GOAL OF THE EXERCISE –
Tell how many lines below include the word "account". Only the number should appear.

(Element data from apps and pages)
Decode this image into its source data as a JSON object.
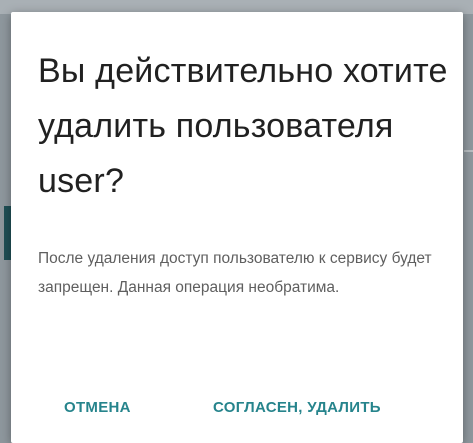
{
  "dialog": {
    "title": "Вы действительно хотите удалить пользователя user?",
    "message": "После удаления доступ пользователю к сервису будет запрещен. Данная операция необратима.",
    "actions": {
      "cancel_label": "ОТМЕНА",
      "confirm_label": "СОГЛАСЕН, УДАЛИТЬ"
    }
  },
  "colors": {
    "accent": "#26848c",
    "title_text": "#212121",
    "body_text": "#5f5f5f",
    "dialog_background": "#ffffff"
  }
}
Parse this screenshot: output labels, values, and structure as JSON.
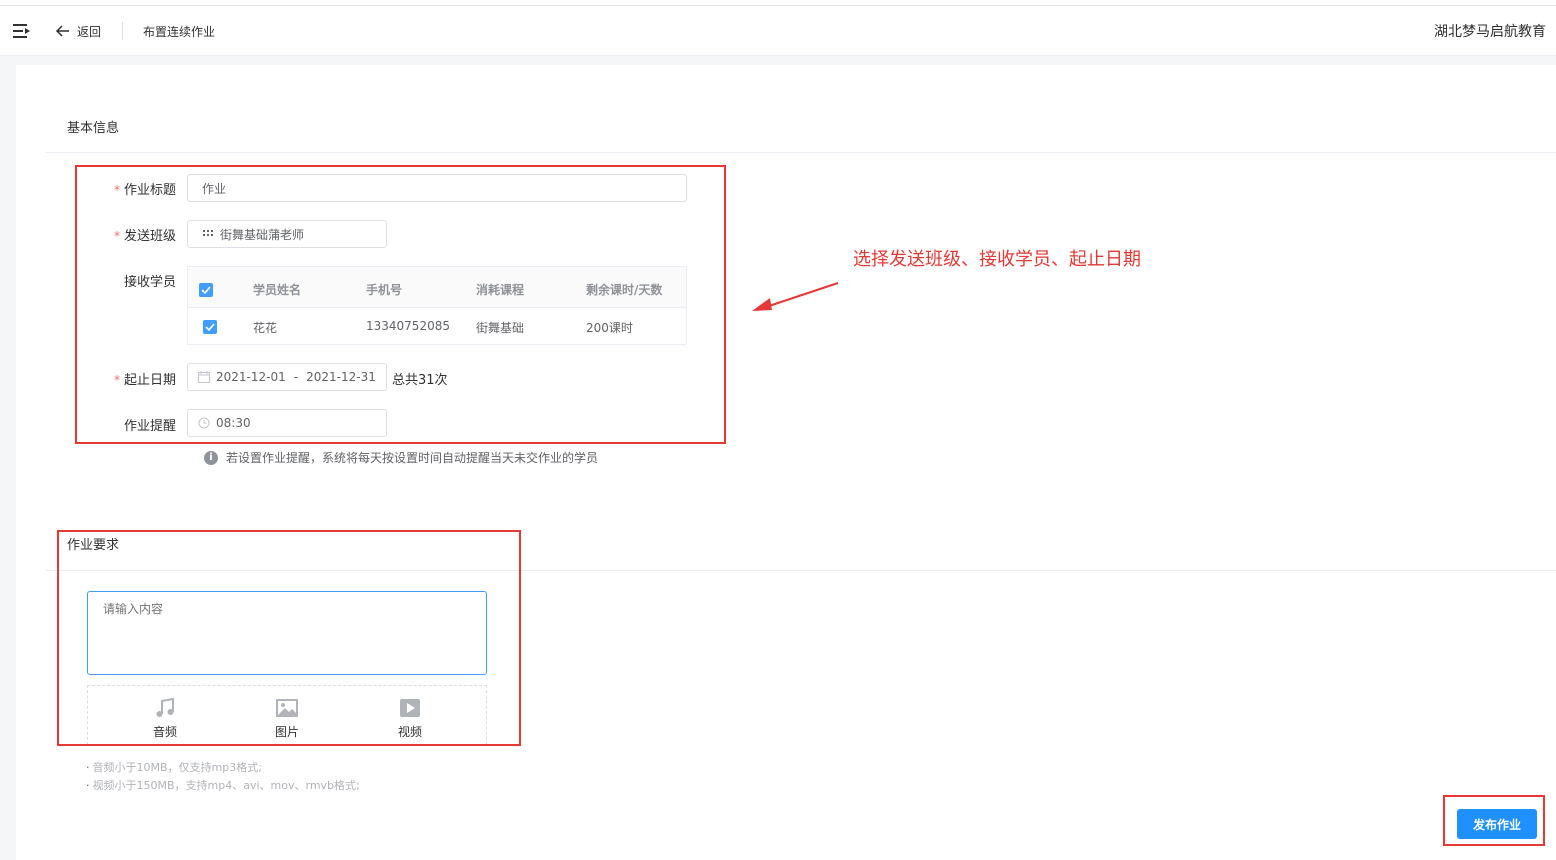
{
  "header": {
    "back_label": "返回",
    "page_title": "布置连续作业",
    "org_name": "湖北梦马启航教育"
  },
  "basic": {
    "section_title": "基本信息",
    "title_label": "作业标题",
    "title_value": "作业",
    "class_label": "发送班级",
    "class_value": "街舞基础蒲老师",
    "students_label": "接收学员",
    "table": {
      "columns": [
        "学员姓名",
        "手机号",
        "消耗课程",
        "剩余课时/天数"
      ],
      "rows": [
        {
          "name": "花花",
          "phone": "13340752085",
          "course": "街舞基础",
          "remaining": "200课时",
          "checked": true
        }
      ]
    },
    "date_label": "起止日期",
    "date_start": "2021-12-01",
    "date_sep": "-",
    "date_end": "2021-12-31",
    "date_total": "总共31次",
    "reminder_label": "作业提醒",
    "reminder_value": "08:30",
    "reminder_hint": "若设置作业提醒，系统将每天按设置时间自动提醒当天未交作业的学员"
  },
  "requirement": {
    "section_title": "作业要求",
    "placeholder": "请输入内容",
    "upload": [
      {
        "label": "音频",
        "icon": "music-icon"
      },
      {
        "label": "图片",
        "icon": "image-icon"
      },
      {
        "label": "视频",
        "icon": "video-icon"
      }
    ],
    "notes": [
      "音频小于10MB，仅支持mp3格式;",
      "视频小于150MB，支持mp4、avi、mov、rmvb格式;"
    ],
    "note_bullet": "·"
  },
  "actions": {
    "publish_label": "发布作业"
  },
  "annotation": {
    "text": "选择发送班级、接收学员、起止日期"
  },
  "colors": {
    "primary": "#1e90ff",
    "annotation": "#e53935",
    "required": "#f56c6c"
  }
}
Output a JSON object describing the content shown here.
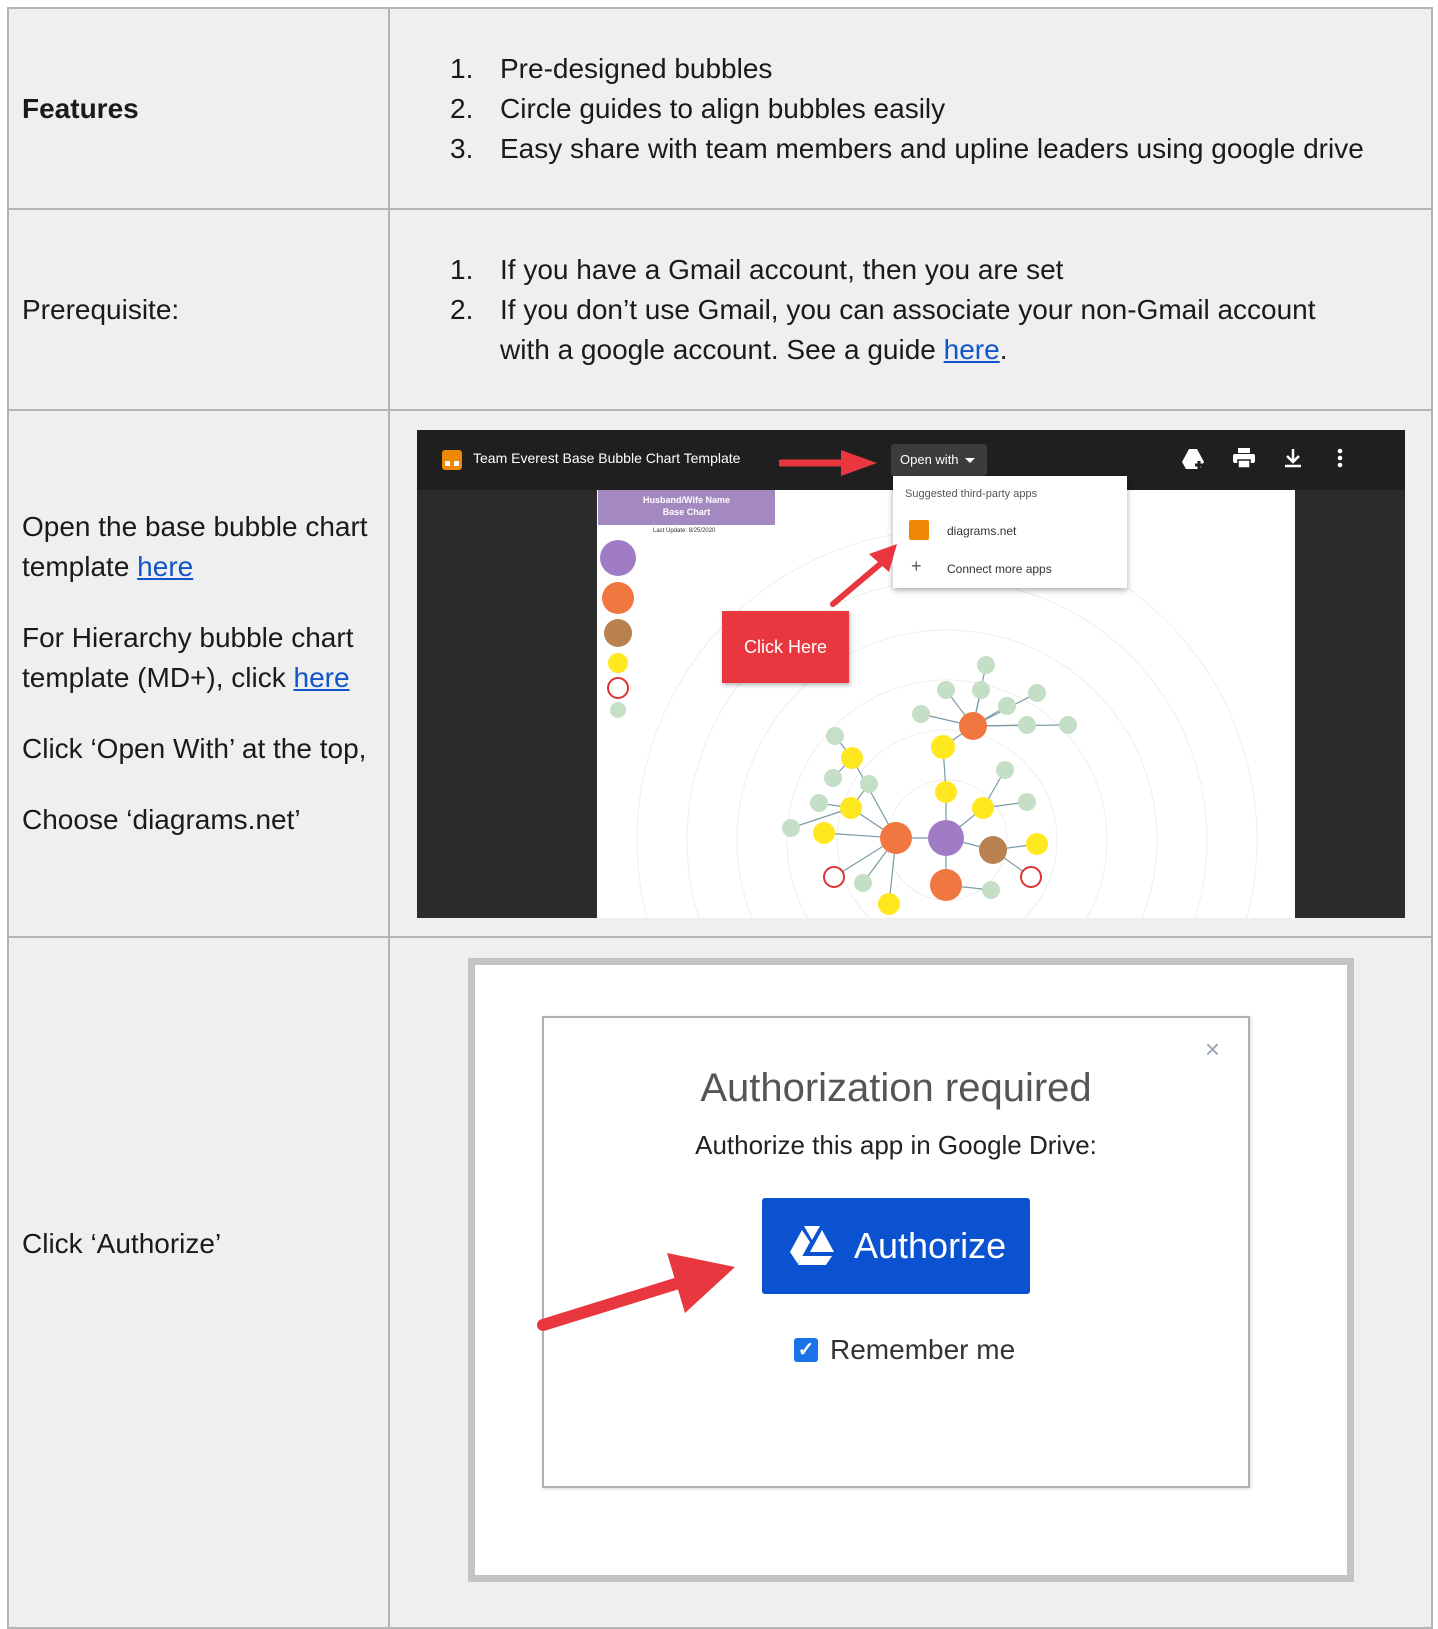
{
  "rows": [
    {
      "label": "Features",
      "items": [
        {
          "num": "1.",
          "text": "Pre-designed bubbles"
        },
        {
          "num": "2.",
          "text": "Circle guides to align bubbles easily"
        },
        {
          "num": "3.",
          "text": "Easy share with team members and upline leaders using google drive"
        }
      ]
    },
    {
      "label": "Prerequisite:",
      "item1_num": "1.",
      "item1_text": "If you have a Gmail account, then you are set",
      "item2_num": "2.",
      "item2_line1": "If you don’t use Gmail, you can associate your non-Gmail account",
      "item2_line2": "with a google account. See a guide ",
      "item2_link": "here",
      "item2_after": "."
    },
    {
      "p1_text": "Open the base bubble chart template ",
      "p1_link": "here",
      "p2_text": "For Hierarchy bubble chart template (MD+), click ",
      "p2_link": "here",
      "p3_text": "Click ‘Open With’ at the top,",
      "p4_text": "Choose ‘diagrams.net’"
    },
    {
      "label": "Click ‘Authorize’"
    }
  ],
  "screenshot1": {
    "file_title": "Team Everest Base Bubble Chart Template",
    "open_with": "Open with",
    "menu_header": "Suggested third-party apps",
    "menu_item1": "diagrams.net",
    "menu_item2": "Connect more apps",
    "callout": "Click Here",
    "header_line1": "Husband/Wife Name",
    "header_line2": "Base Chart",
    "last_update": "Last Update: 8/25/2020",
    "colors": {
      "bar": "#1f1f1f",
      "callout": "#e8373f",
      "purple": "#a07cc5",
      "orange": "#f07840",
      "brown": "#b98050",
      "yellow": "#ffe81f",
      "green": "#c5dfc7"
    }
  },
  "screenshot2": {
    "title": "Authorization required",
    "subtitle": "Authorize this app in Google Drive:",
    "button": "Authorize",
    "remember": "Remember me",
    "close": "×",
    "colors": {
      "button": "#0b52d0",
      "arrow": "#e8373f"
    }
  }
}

OUTPUT OF THE TASK –
3